      Find a reliable coffee purveyor and advise them of what you have in mind. Be prepared to tell them whether it’s a drip brewer or percolator, so they can grind the coffee properly for you. You might try a simple Latin-American blend. It needn’t be anything terribly exotic. I’d steer clear of excessively dark roasts.

      Make sure the brewer is clean and RINSED as thoroughly as possible. Also ensure that the machine is fully warmed up before starting to brew – this can take a while. Assuming it’s a drip urn; find out whether it has a bypass feature. This is a small spigot that sends a portion of the brew-water directly into the urn, bypassing the coffee grounds in the brew basket. You can bypass up to half of the brew-water for a batch of this size. Bypassing some of the water will help reduce harsh and bitter flavors caused by overextraction. (Too fine a grind will also contribute to overextraction.) Be prepared to stir the coffee grounds in the (drip) brew basket a little, while the water is spraying over them, to make sure they are completely wetted through and do not bubble up and foam over. A wooden spoon or spatula can easily accomplish this, but be careful not to poke a hole in the filter.

      Brew the coffee as close to serving time as possible and enjoy it while it’s fresh. It won’t keep well in a heated vessel. Transfer some if it to (preheated) insulated serving carafes if you’d like to hold it for a while.

      1 Reply
      1. re: Luwak

        Thanks so much for the info - super helpful. I felt like I was reading a coffee maker manual - except more well-written!

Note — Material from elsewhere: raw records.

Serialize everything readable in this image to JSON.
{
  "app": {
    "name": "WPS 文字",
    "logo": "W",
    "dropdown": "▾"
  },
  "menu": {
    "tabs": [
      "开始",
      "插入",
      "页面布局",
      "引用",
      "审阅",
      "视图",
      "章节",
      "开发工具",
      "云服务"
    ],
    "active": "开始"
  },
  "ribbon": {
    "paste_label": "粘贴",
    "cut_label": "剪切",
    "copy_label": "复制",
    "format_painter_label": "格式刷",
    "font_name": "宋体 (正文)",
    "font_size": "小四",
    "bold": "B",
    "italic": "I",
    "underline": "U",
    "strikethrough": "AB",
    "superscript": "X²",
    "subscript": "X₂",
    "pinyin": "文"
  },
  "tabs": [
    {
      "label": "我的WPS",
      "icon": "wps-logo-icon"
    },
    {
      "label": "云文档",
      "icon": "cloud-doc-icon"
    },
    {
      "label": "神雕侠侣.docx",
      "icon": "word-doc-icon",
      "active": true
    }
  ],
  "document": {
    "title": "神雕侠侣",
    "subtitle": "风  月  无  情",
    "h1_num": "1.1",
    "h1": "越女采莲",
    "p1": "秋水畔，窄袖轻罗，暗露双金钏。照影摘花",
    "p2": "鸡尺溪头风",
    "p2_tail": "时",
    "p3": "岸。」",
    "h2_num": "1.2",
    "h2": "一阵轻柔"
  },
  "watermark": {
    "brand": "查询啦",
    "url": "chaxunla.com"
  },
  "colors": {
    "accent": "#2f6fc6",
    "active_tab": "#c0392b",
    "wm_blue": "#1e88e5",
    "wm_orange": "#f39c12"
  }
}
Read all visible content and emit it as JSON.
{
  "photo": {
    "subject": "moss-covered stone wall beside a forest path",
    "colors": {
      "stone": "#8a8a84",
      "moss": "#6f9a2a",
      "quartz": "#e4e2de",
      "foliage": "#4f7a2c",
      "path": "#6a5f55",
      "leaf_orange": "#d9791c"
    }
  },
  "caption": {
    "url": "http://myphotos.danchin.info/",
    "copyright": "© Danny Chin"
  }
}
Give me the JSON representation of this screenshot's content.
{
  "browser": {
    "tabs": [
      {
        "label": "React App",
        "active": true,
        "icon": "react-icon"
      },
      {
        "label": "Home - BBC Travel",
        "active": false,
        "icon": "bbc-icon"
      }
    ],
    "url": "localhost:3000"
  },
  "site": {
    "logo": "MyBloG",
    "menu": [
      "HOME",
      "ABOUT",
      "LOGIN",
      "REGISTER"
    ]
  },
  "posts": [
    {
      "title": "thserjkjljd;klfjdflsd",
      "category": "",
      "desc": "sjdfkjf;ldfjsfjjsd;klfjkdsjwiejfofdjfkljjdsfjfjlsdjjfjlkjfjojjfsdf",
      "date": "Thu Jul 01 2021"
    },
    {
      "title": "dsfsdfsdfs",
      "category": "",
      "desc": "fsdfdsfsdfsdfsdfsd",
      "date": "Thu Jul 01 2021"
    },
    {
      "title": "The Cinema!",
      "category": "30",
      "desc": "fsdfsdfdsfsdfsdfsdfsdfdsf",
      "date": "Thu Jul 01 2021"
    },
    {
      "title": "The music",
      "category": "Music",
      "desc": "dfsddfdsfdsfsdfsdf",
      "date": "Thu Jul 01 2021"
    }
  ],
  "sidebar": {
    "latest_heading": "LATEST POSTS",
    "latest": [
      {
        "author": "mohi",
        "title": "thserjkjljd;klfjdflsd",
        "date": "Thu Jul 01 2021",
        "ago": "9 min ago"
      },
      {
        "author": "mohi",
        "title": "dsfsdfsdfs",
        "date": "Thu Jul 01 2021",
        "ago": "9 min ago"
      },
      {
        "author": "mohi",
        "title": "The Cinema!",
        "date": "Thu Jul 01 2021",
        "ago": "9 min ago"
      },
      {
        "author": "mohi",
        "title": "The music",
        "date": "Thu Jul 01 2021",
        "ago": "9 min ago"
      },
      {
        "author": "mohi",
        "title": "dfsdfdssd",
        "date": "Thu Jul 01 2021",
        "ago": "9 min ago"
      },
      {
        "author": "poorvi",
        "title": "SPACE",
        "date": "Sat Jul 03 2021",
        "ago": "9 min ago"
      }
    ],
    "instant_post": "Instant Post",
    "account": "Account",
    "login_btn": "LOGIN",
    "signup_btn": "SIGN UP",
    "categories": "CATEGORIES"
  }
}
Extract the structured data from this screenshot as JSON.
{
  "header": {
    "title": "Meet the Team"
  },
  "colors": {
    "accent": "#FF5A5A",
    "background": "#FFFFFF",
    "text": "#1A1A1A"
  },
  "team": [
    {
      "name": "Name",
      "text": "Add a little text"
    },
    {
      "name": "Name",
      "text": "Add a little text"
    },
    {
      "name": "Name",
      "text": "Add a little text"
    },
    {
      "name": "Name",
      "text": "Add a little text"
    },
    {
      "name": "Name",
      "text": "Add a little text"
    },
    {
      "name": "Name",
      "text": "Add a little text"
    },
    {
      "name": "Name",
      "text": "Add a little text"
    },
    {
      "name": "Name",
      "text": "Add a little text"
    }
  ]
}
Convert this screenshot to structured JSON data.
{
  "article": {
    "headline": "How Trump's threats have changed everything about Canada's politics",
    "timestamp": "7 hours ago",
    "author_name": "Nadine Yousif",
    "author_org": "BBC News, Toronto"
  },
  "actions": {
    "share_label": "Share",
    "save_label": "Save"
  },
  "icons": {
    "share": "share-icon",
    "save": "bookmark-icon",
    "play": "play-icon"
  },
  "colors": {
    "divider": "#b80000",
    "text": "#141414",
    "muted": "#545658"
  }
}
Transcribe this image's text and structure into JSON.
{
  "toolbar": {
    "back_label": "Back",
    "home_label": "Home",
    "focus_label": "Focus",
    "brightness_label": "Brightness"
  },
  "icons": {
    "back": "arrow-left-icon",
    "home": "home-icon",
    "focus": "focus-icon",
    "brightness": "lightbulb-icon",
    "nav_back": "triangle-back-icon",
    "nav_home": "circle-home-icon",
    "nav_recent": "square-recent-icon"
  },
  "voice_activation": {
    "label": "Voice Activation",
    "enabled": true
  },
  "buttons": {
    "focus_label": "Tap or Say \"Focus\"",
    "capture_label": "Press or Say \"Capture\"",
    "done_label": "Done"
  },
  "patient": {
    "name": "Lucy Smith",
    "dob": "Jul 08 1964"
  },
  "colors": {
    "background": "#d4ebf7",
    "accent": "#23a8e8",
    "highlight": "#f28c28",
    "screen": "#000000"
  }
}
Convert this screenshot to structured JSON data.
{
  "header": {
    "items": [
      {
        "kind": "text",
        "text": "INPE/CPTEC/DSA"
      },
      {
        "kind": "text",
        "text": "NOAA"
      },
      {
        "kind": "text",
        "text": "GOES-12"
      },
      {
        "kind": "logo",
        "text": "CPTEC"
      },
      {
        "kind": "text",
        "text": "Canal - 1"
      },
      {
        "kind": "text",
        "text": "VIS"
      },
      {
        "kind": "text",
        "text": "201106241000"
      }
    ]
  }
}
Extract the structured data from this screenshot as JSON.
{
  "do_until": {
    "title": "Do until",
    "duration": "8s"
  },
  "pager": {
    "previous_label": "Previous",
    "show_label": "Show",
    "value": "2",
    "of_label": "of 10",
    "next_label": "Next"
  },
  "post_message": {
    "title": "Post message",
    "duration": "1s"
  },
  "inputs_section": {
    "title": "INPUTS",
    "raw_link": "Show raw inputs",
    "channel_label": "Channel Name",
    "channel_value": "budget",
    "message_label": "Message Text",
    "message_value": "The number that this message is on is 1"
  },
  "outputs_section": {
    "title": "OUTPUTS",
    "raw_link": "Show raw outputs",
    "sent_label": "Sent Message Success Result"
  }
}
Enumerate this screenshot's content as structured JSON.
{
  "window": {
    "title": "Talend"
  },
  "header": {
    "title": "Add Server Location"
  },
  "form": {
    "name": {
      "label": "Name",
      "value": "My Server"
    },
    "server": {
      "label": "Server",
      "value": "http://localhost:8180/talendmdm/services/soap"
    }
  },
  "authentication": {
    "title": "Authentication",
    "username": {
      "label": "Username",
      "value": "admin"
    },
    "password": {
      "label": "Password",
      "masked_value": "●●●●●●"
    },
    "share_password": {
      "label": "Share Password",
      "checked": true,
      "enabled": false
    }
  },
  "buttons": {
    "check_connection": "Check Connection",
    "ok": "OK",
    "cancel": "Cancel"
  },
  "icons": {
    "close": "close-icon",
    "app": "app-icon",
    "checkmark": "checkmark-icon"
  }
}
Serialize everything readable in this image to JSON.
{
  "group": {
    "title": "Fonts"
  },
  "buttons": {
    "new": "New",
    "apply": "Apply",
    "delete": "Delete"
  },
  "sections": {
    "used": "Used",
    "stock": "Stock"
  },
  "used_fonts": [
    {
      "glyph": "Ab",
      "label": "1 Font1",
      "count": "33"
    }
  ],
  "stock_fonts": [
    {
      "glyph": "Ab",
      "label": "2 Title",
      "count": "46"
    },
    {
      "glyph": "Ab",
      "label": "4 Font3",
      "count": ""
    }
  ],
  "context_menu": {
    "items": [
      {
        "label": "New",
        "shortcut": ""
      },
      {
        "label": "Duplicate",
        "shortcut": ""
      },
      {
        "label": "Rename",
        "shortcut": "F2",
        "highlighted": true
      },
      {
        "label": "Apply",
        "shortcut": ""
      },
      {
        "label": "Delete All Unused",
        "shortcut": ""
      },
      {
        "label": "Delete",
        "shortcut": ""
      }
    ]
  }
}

        The bean advice sounds perfect - I'll get two pounds of a simple Latin American blend, not too dark.

        The biggest concern I have is that I'm going to be pressed for time. If I can't plug anything in until 1 PM, how fast will it be done?

        I think I'll probably do a test run before the real event so I can try it out. I'll report back!

        Thanks again

        Dave MP

      2. Having volunteered at way too many church suppers in my youth, here is the other key. Remove the basket once the light comes on that indicates the perking is done. These machines tend to keep the coffee very hot and caused condensation inside. When the steam cools and drips off the lid it will make the coffee progressively stronger (and more bitter) if it passes the grounds again.

        You may also need to add hot water if it sits for too long.

        If you have time to run a weak vinegar and water solution through and then rinse it might remove some of the residue from the hundreds of previous uses.

        1 Reply
        1. re: pengcast

          Thanks everyone for the advice.....I made a test round of 15 cups last night. The coffee maker is pretty clean, so that wasn't an issue I don't think, though it certainly wasn't the best tasting coffee ever.

          I used 1 cup of ground coffee per 10 cups of water....this was a bit weak, so for the main event we're gonna use a bit more - about 14 cups of coffee for 100 cups of water. 14 cups = 2 lbs of coffee.

          I will definitely remove the basket - I read this online too, makes sense.

          Thanks again everyone,

          Dave MP